* _EXTRACTED DATA_:
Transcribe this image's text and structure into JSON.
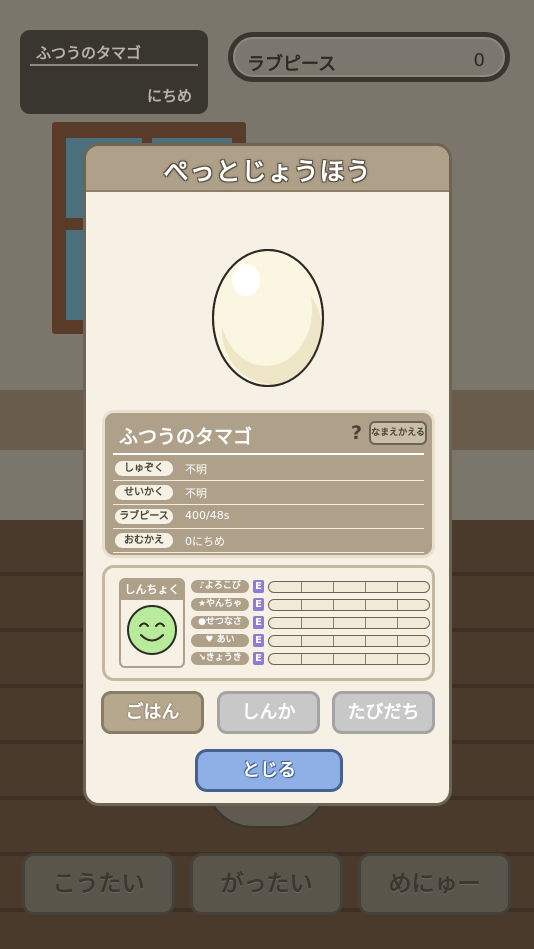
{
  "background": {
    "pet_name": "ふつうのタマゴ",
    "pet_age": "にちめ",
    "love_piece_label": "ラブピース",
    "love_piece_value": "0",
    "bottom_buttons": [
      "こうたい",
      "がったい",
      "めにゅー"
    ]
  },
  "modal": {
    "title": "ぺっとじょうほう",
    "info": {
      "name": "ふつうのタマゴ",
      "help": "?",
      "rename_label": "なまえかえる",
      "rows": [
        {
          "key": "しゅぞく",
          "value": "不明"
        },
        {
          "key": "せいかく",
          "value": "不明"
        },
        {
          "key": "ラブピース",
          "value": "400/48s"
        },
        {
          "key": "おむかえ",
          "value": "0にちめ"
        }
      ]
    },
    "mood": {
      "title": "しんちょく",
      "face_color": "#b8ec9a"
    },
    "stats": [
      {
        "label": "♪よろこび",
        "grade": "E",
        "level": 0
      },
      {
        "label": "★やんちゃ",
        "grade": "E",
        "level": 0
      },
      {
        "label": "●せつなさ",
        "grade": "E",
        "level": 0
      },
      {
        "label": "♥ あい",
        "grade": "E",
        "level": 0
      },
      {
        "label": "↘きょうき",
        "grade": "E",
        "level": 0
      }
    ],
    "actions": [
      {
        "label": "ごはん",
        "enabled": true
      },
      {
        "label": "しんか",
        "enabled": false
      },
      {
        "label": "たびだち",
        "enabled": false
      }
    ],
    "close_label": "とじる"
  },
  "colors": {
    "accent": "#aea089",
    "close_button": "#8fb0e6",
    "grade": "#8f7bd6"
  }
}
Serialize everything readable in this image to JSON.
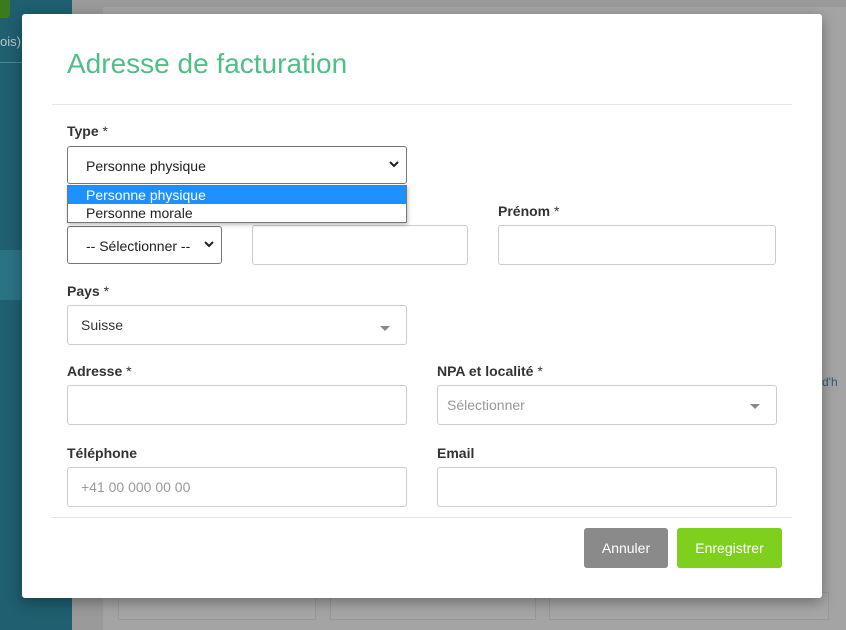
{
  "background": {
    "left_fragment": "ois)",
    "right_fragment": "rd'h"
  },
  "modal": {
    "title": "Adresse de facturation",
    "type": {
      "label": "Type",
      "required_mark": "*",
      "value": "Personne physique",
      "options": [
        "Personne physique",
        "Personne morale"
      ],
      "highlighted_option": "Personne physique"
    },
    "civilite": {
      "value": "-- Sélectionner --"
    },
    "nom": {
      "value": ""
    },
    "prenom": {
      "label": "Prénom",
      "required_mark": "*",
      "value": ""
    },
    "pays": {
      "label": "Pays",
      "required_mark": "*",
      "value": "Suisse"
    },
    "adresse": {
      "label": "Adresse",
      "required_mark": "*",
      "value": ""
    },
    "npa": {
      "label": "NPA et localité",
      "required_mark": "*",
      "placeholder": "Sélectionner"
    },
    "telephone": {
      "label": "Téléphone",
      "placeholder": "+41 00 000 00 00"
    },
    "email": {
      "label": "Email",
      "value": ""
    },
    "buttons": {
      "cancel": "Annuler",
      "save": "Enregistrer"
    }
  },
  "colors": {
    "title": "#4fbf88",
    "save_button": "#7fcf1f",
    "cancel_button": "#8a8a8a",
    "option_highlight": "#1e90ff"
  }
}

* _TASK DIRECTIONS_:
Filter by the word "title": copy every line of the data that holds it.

* _TASK OUTPUT_:
    "title": "ぺっとじょうほう",
      "title": "しんちょく",
    "title": "Adresse de facturation",
    "title": "#4fbf88",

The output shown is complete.